While not as well known, Cheshire is perhaps Britain’s oldest cheese, made since at least the 1100’s. Today, much of the Cheshire produced is a bland, commodity-style cheese.
To get a true sense of the deliciousness of this cheese, seek out the version made by the Appleby Family of Shropshire. It is the last remaining true farmstead version of Cheshire and a treasure to be savored. The interior is firm, crumbly and more moist than cheddar. The unique color, similar to cantaloupe, comes from the addition of annatto, a coloring agent from the annatto tree. Enjoy with a lighter style Pinot Noir or Gamay.
To taste the more savory, washed rind side of cheese from the British Isles, look no further than the delicious specimen Ardrahan from the Burns family of County Cork, Ireland. The family has been in dairy since the 1920s, and in the mid-80s turned their attention to cheesemaking. The mild, damp climate is ideal for producing washed rind cheeses, and Ardrahan was born.
The aroma is pungent, to be expected with orange-hued washed rind cheeses.

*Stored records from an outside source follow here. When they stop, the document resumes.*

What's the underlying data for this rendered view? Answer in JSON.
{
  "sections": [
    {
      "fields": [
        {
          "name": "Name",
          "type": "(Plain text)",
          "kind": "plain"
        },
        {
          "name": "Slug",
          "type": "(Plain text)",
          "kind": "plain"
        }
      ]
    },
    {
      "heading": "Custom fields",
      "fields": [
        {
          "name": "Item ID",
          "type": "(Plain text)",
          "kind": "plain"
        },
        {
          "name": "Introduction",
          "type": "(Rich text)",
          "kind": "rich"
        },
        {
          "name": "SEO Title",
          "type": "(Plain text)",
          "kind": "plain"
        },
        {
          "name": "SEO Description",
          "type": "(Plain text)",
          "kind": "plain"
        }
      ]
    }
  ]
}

Of course, the golden rule is that these cheeses don’t taste as assertive as they smell. The interior paste is sticky and moist with a delicious slightly smoky and savory lactic tang. The cheese is very versatile paired with a variety of wines, from Chardonnay to Pinot Gris on the light side and Pinot Noir to Zinfandel and Cabernet Sauvignon on the red side.
While it’s no secret I’m a big fan of the blues, I usually don’t zero in on more than one or two at a time. However, when looking at the British Isles, I can’t limit myself and must celebrate a trio of remarkable cheeses, each unique and special in its own way.
Stilton is undoubtedly the most famous regional blue, made with locally sourced milk by just six dairies in three counties in the north of England. It has historic roots tracing back to the early 18th century and ranks among the world’s finest blue cheeses. The cheese has a buttery, rich texture and mellow, savory flavor. My favorite Stilton comes from the Colston Bassett dairy but all Stilton must meet strict quality controls. Look for cut-to-order pieces for optimum flavor and freshness.
A close cousin of Stilton is Blue Shropshire, a more recent recipe created in the 1930’s by a Stilton cheesemaker. The recipe resembles a cross between Stilton and Cheshire. The paste of the cheese is colored with the same colorant that gives Cheshire its orange hue. The contrast of the bright orange paste with the veins of blue is striking on a cheese platter. Today, the cheese is made by several of the Stilton dairies and has no connection with the county of Shropshire reflected in the name.
From the Emerald Isle hails the final blue in the trio. The Grubb family from County Cork produces an exceptionally creamy specimen called Cashel Blue, made with the milk of local dairy cows. Wheels are produced and aged for three weeks. Selections from Neal’s Yard are expertly aged for an additional three months, resulting in a rich, creamy, buttery cheese that is sure to please even those who are not fully-converted blue lovers.
Pairing wine with blue cheese is easy if you look to varietals with more than a hint of residual sweetness. Classic pairings include Port, Sauternes and Late Harvest types which introduce a sweet counterpoint to the creamy, savory notes of the blue.
Whichever way your cheese penchant swings, there are some mighty fine selections available from Britain and Ireland. While not as prominent in the cheese case, savoring selections from traditional producers ensures a supply of these historic gems will be around for us to enjoy into the future.
Christine Hyatt is a Cheese Educator and food writer. To learn more about cheese, visit her website www.cheese-chick.com.